---- Data provided

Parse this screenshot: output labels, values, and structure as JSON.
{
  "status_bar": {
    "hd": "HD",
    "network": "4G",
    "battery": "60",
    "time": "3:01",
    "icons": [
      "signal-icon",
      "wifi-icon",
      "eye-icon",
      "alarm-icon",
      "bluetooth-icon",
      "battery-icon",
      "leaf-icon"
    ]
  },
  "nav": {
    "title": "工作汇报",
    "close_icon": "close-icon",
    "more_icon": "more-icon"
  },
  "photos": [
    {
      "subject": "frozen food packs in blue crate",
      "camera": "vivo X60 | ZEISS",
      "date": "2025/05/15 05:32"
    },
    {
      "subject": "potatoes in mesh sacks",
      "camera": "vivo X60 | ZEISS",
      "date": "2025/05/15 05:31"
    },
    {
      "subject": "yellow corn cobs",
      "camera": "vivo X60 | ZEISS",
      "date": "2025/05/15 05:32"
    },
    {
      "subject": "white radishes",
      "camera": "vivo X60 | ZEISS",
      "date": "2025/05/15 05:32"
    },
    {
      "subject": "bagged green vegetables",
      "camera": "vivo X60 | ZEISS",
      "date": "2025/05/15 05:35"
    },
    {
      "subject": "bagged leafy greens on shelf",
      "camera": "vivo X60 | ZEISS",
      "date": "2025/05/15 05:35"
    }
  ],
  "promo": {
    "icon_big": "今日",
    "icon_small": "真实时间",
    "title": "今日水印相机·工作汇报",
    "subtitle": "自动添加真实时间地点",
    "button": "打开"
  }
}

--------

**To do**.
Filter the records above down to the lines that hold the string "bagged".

**Problem solution**.
      "subject": "bagged green vegetables",
      "subject": "bagged leafy greens on shelf",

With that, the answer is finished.